When business guru John Hamm came to San Quentin in early January, it wasn’t his first time at this historic land- mark. Hamm is a huge fan of the entrepreneurial program, The Last Mile (TLM). He believes that it is one of the best chances for inmates to succeed, once paroled.
Hamm was at San Quentin to lecture TLM students enrolled in its computer coding program, called Code 7370. He’s given the same lecture about staying focused and path-finding countless times to CEOs and other business executives.
Hamm stood in front of a white board where he’d listed the habits of highly effective people no matter where they are — prison or free.
The Seven Habits of Highly Effective People Stephen R. Covey is a guide for better living. It took me a weekend to digest the book that in more than two decades has sold in the over 25 million copies worldwide. The book is well organized and written in accessible language that stuck with me – it might stick with you too, pushing you to live a principle-centered life.
Hamm tells the students that the first order of business is to take charge of their lives.
“You get to choose how you feel and how to react to what happens to you.”
Hamm explained that not reacting to everything that happens, means being proactive. “How many times have you said, ‘I wish I didn’t say that?”
Hamm pointed out that choice is both easy and hard at the same time.
“There’s no need to say something immediately. You can drive a Ferrari 30 miles an hour,” Hamm said. “These kinds of people are elegant. They are thoughtful. There’s a mastery of this kind of proactivity.”
Hamm told the students that understanding why the habits in the book are important and then living by them is especially challenging for incarcerated people.
“That’s why I have such high regard for you guys. You are in here, planning your lives outside of this place.”
In the outside world, he said, there are not the chronic situations of control and lack of choice as found in prisons. He described prison as the ultimate place of patience: “At the end of the day, we only control ourselves.”
Hamm stressed the importance of team building. Effective people develop the habit of keeping the end goals in mind when thinking and planning, which can’t be done single-handedly.
To make “it” happen, the book includes phrases like “Seek first to understand, then to be understood,” which requires “empathic listening,” and “independence to be interdependent.” He suggests living by the “Win-Win or No Deal” philosophy for success.
Readers also learn the need to have good relationships and to value them.

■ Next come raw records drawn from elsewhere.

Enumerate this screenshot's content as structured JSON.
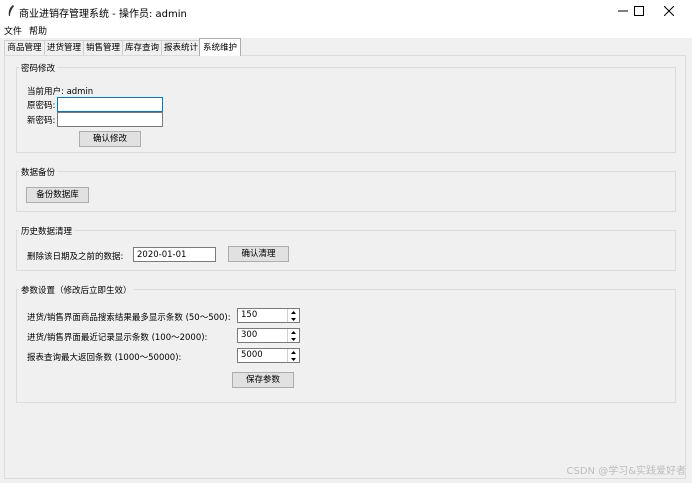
{
  "window": {
    "title": "商业进销存管理系统 - 操作员: admin",
    "icon": "feather-icon",
    "controls": [
      "minimize-icon",
      "maximize-icon",
      "close-icon"
    ]
  },
  "menu": [
    "文件",
    "帮助"
  ],
  "tabs": [
    "商品管理",
    "进货管理",
    "销售管理",
    "库存查询",
    "报表统计",
    "系统维护"
  ],
  "active_tab": "系统维护",
  "password": {
    "legend": "密码修改",
    "current_user_label": "当前用户: admin",
    "old_label": "原密码:",
    "new_label": "新密码:",
    "old_value": "",
    "new_value": "",
    "confirm_button": "确认修改"
  },
  "backup": {
    "legend": "数据备份",
    "button": "备份数据库"
  },
  "cleanup": {
    "legend": "历史数据清理",
    "label": "删除该日期及之前的数据:",
    "date_value": "2020-01-01",
    "button": "确认清理"
  },
  "params": {
    "legend": "参数设置（修改后立即生效）",
    "rows": [
      {
        "label": "进货/销售界面商品搜索结果最多显示条数 (50～500):",
        "value": "150"
      },
      {
        "label": "进货/销售界面最近记录显示条数 (100～2000):",
        "value": "300"
      },
      {
        "label": "报表查询最大返回条数 (1000～50000):",
        "value": "5000"
      }
    ],
    "save_button": "保存参数"
  },
  "watermark": "CSDN @学习&实践爱好者",
  "colors": {
    "focus_border": "#0078d7",
    "button_bg": "#e1e1e1",
    "window_bg": "#f0f0f0"
  }
}
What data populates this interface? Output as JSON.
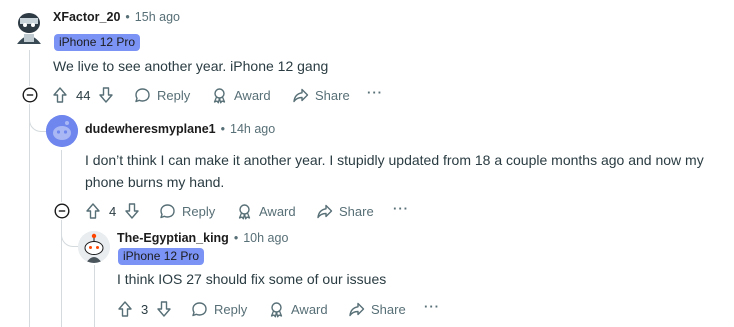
{
  "comments": [
    {
      "author": "XFactor_20",
      "time": "15h ago",
      "flair": "iPhone 12 Pro",
      "body": "We live to see another year. iPhone 12 gang",
      "votes": "44",
      "actions": {
        "reply": "Reply",
        "award": "Award",
        "share": "Share",
        "more": "···"
      }
    },
    {
      "author": "dudewheresmyplane1",
      "time": "14h ago",
      "body_line1": "I don’t think I can make it another year. I stupidly updated from 18 a couple months ago and now my",
      "body_line2": "phone burns my hand.",
      "votes": "4",
      "actions": {
        "reply": "Reply",
        "award": "Award",
        "share": "Share",
        "more": "···"
      }
    },
    {
      "author": "The-Egyptian_king",
      "time": "10h ago",
      "flair": "iPhone 12 Pro",
      "body": "I think IOS 27 should fix some of our issues",
      "votes": "3",
      "actions": {
        "reply": "Reply",
        "award": "Award",
        "share": "Share",
        "more": "···"
      }
    }
  ],
  "separator": "•",
  "colors": {
    "flair_bg": "#7b93f5",
    "meta": "#576f76",
    "thread_line": "#d4dadd",
    "avatar_blue": "#6f86ee"
  }
}
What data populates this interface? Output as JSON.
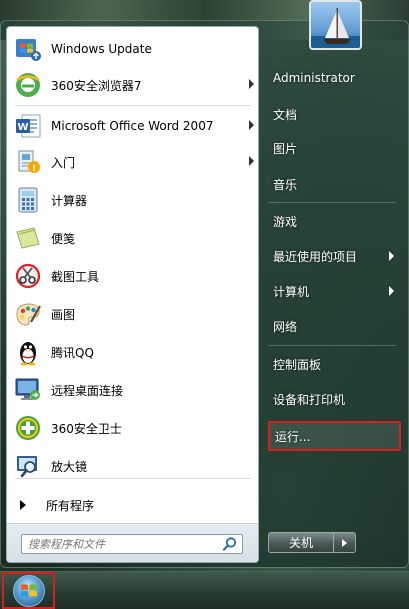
{
  "start_menu": {
    "programs": [
      {
        "label": "Windows Update",
        "icon": "windows-update-icon",
        "has_submenu": false
      },
      {
        "label": "360安全浏览器7",
        "icon": "360-browser-icon",
        "has_submenu": true
      },
      {
        "label": "Microsoft Office Word 2007",
        "icon": "word-icon",
        "has_submenu": true
      },
      {
        "label": "入门",
        "icon": "getting-started-icon",
        "has_submenu": true
      },
      {
        "label": "计算器",
        "icon": "calculator-icon",
        "has_submenu": false
      },
      {
        "label": "便笺",
        "icon": "sticky-notes-icon",
        "has_submenu": false
      },
      {
        "label": "截图工具",
        "icon": "snipping-tool-icon",
        "has_submenu": false
      },
      {
        "label": "画图",
        "icon": "paint-icon",
        "has_submenu": false
      },
      {
        "label": "腾讯QQ",
        "icon": "qq-penguin-icon",
        "has_submenu": false
      },
      {
        "label": "远程桌面连接",
        "icon": "remote-desktop-icon",
        "has_submenu": false
      },
      {
        "label": "360安全卫士",
        "icon": "360-safe-guard-icon",
        "has_submenu": false
      },
      {
        "label": "放大镜",
        "icon": "magnifier-icon",
        "has_submenu": false
      }
    ],
    "all_programs_label": "所有程序",
    "search_placeholder": "搜索程序和文件",
    "right_items": [
      {
        "label": "Administrator",
        "has_submenu": false
      },
      {
        "label": "文档",
        "has_submenu": false
      },
      {
        "label": "图片",
        "has_submenu": false
      },
      {
        "label": "音乐",
        "has_submenu": false
      },
      {
        "label": "游戏",
        "has_submenu": false
      },
      {
        "label": "最近使用的项目",
        "has_submenu": true
      },
      {
        "label": "计算机",
        "has_submenu": true
      },
      {
        "label": "网络",
        "has_submenu": false
      },
      {
        "label": "控制面板",
        "has_submenu": false
      },
      {
        "label": "设备和打印机",
        "has_submenu": false
      },
      {
        "label": "运行...",
        "has_submenu": false,
        "highlighted": true
      }
    ],
    "shutdown_label": "关机"
  },
  "colors": {
    "highlight_border": "#d91e1e",
    "menu_left_bg": "#ffffff"
  }
}
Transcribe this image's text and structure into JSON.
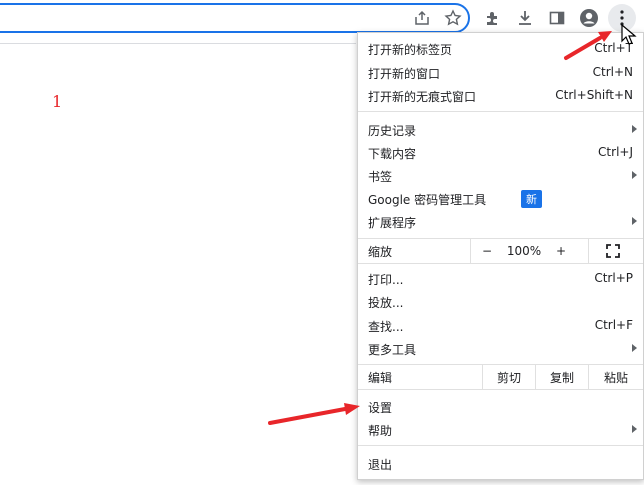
{
  "page": {
    "number": "1"
  },
  "menu": {
    "new_tab": {
      "label": "打开新的标签页",
      "shortcut": "Ctrl+T"
    },
    "new_window": {
      "label": "打开新的窗口",
      "shortcut": "Ctrl+N"
    },
    "new_incognito": {
      "label": "打开新的无痕式窗口",
      "shortcut": "Ctrl+Shift+N"
    },
    "history": {
      "label": "历史记录"
    },
    "downloads": {
      "label": "下载内容",
      "shortcut": "Ctrl+J"
    },
    "bookmarks": {
      "label": "书签"
    },
    "password_manager": {
      "label": "Google 密码管理工具",
      "badge": "新"
    },
    "extensions": {
      "label": "扩展程序"
    },
    "zoom": {
      "label": "缩放",
      "minus": "−",
      "value": "100%",
      "plus": "+"
    },
    "print": {
      "label": "打印...",
      "shortcut": "Ctrl+P"
    },
    "cast": {
      "label": "投放..."
    },
    "find": {
      "label": "查找...",
      "shortcut": "Ctrl+F"
    },
    "more_tools": {
      "label": "更多工具"
    },
    "edit": {
      "label": "编辑",
      "cut": "剪切",
      "copy": "复制",
      "paste": "粘贴"
    },
    "settings": {
      "label": "设置"
    },
    "help": {
      "label": "帮助"
    },
    "exit": {
      "label": "退出"
    }
  },
  "colors": {
    "accent": "#1a73e8",
    "arrow": "#e8262a"
  },
  "icons": [
    "share-icon",
    "star-icon",
    "extensions-icon",
    "download-icon",
    "sidepanel-icon",
    "profile-icon",
    "menu-dots-icon",
    "cursor-icon",
    "fullscreen-icon",
    "submenu-arrow-icon"
  ]
}
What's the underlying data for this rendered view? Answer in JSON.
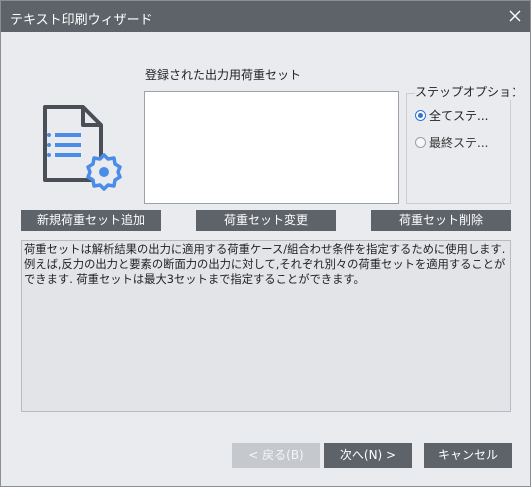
{
  "window": {
    "title": "テキスト印刷ウィザード",
    "close_icon": "close-icon"
  },
  "list": {
    "label": "登録された出力用荷重セット",
    "items": []
  },
  "step_options": {
    "legend": "ステップオプション",
    "options": [
      {
        "label": "全てステ...",
        "checked": true
      },
      {
        "label": "最終ステ...",
        "checked": false
      }
    ]
  },
  "buttons": {
    "add": "新規荷重セット追加",
    "modify": "荷重セット変更",
    "delete": "荷重セット削除"
  },
  "description": "荷重セットは解析結果の出力に適用する荷重ケース/組合わせ条件を指定するために使用します.例えば,反力の出力と要素の断面力の出力に対して,それぞれ別々の荷重セットを適用することができます. 荷重セットは最大3セットまで指定することができます。",
  "footer": {
    "back": "< 戻る(B)",
    "next": "次へ(N) >",
    "cancel": "キャンセル"
  },
  "colors": {
    "titlebar": "#5e636a",
    "button": "#5e636a",
    "icon_dark": "#4a4f57",
    "icon_accent": "#4a8de8",
    "radio_accent": "#2f74d0"
  }
}
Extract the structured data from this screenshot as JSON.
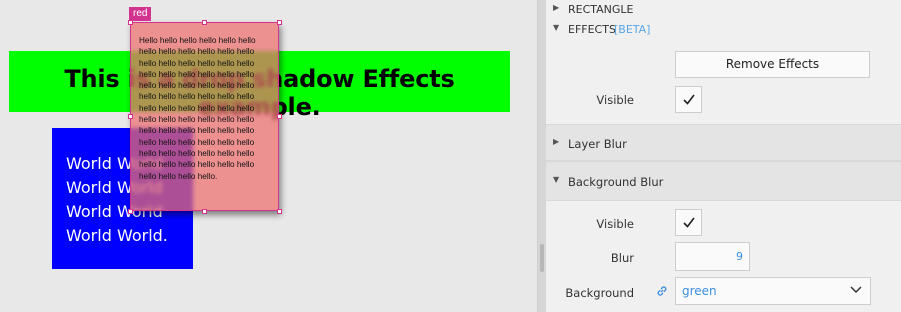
{
  "canvas": {
    "green_text": "This is a drop shadow Effects example.",
    "blue_text": "World World\nWorld World\nWorld World\nWorld World.",
    "red_text": "Hello hello hello hello hello hello hello hello hello hello hello hello hello hello hello hello hello hello hello hello hello hello hello hello hello hello hello hello hello hello hello hello hello hello hello hello hello hello hello hello hello hello hello hello hello hello hello hello hello hello hello hello hello hello hello hello hello hello hello hello hello hello hello hello hello hello hello hello hello hello hello hello hello hello hello hello.",
    "selection_tag": "red",
    "colors": {
      "green": "#00ff00",
      "blue": "#0000ff",
      "red": "#ee6e6e",
      "selection": "#d2338f"
    }
  },
  "panel": {
    "rectangle_label": "RECTANGLE",
    "effects_label": "EFFECTS",
    "effects_badge": "[BETA]",
    "remove_effects_label": "Remove Effects",
    "visible_label": "Visible",
    "visible_checked": true,
    "layer_blur_label": "Layer Blur",
    "background_blur_label": "Background Blur",
    "bg_visible_label": "Visible",
    "bg_visible_checked": true,
    "blur_label": "Blur",
    "blur_value": "9",
    "background_label": "Background",
    "background_value": "green",
    "icons": [
      "triangle-right-icon",
      "triangle-down-icon",
      "checkmark-icon",
      "link-icon",
      "chevron-down-icon"
    ],
    "accent_color": "#3c8fe0"
  }
}
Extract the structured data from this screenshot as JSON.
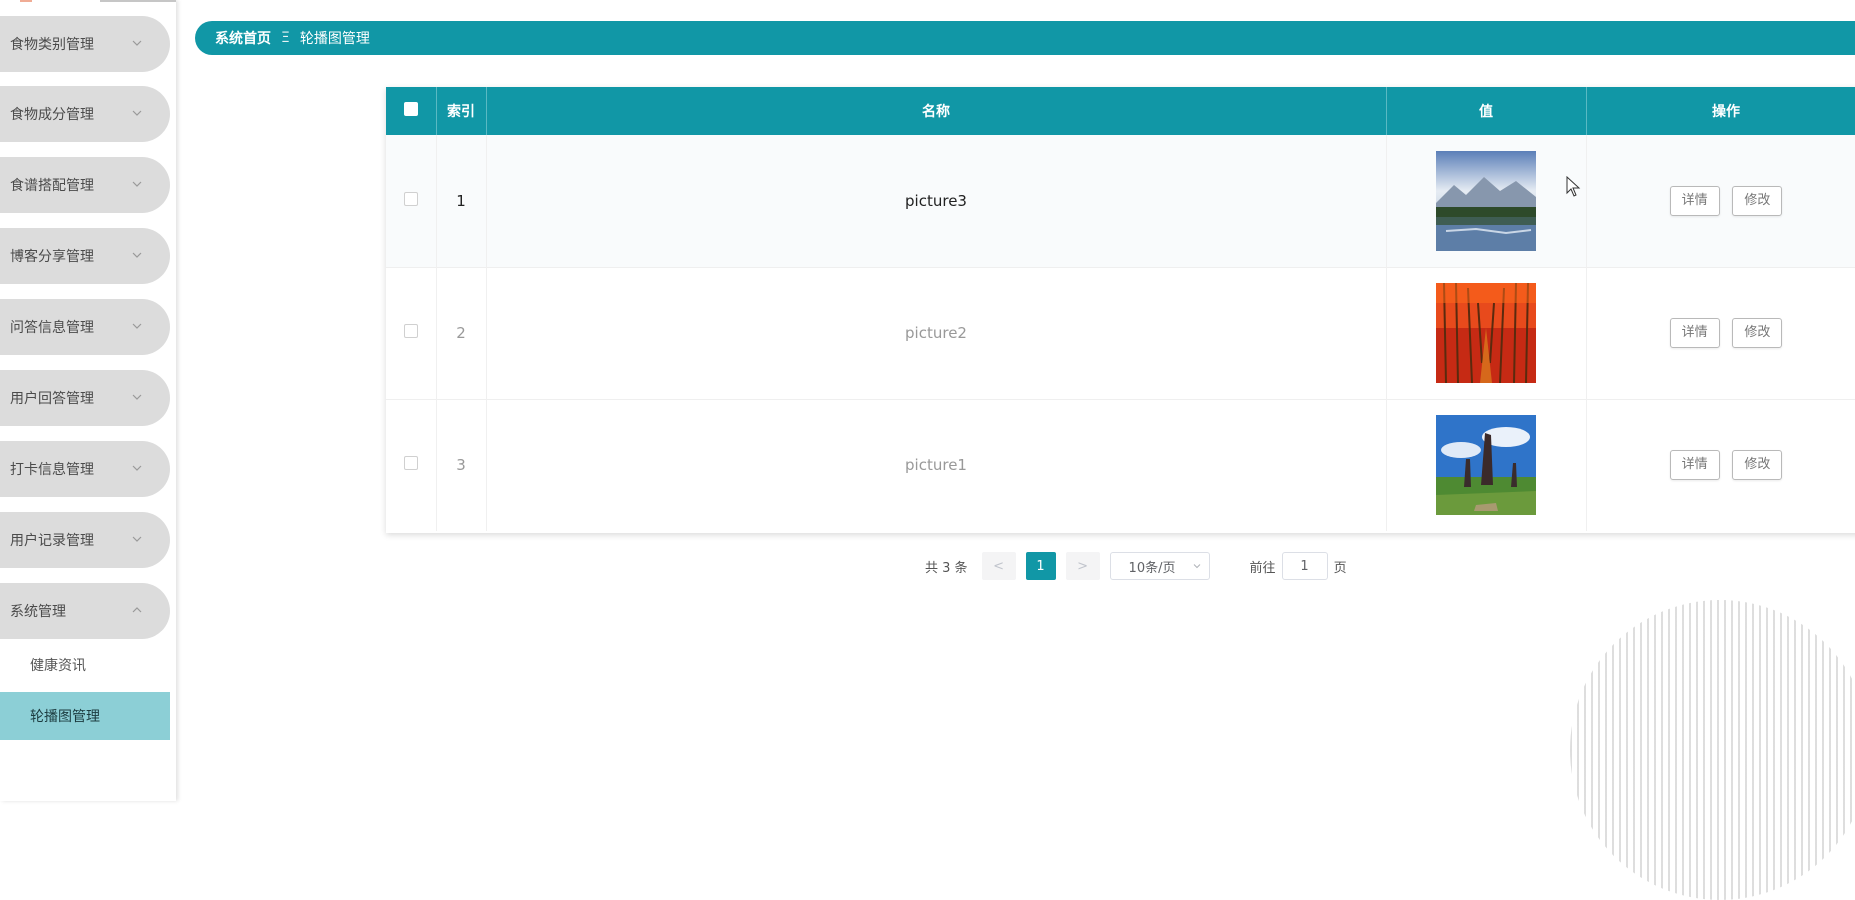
{
  "sidebar": {
    "items": [
      {
        "label": "食物类别管理"
      },
      {
        "label": "食物成分管理"
      },
      {
        "label": "食谱搭配管理"
      },
      {
        "label": "博客分享管理"
      },
      {
        "label": "问答信息管理"
      },
      {
        "label": "用户回答管理"
      },
      {
        "label": "打卡信息管理"
      },
      {
        "label": "用户记录管理"
      },
      {
        "label": "系统管理"
      }
    ],
    "sub_items": [
      {
        "label": "健康资讯"
      },
      {
        "label": "轮播图管理"
      }
    ]
  },
  "breadcrumb": {
    "home": "系统首页",
    "separator": "Ξ",
    "current": "轮播图管理"
  },
  "table": {
    "headers": {
      "index": "索引",
      "name": "名称",
      "value": "值",
      "actions": "操作"
    },
    "rows": [
      {
        "index": "1",
        "name": "picture3",
        "image": "mountain-lake"
      },
      {
        "index": "2",
        "name": "picture2",
        "image": "red-forest"
      },
      {
        "index": "3",
        "name": "picture1",
        "image": "trees-field"
      }
    ],
    "detail_label": "详情",
    "edit_label": "修改"
  },
  "pagination": {
    "total_text": "共 3 条",
    "prev": "<",
    "current_page": "1",
    "next": ">",
    "page_size": "10条/页",
    "goto_label": "前往",
    "goto_value": "1",
    "page_unit": "页"
  },
  "colors": {
    "accent": "#1197a6",
    "sidebar_active": "#8ccfd6",
    "menu_bg": "#dcdcdc"
  }
}
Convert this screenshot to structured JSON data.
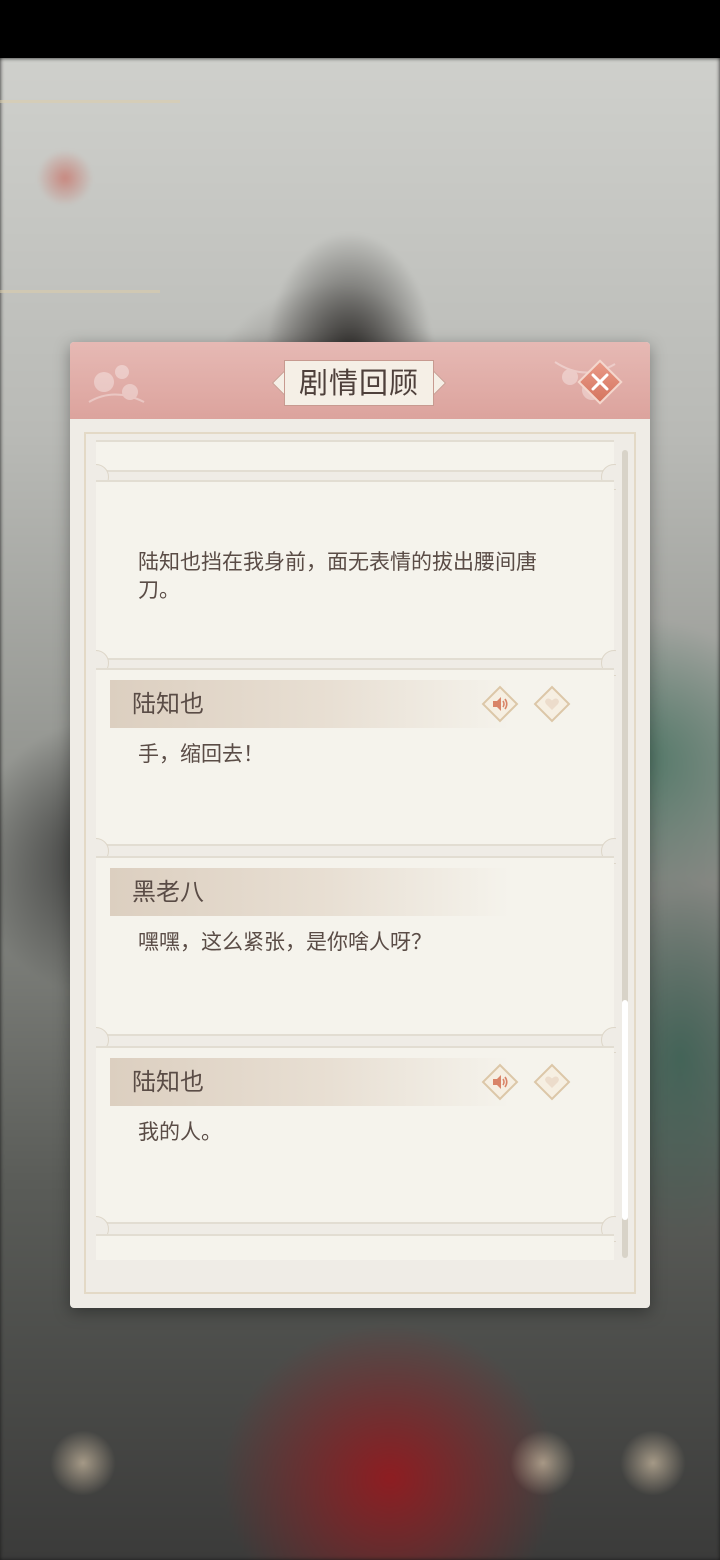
{
  "dialog": {
    "title": "剧情回顾",
    "close_icon": "close-icon"
  },
  "entries": [
    {
      "speaker": "",
      "text": "陆知也挡在我身前，面无表情的拔出腰间唐刀。",
      "has_voice": false
    },
    {
      "speaker": "陆知也",
      "text": "手，缩回去！",
      "has_voice": true
    },
    {
      "speaker": "黑老八",
      "text": "嘿嘿，这么紧张，是你啥人呀？",
      "has_voice": false
    },
    {
      "speaker": "陆知也",
      "text": "我的人。",
      "has_voice": true
    }
  ],
  "icons": {
    "voice": "speaker-icon",
    "like": "heart-icon"
  },
  "colors": {
    "header": "#dca39d",
    "panel": "#efece6",
    "card": "#f5f3ec",
    "text": "#5a4c46",
    "accent": "#d5755f"
  }
}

Central to the book’s teachings is knowing your personal values and principles. These help to set priorities, essential in determining what needs to be done and what should be done.
The lessons worked for me. After the two-day class ended, I felt energized and ready to be more effective in my everyday life.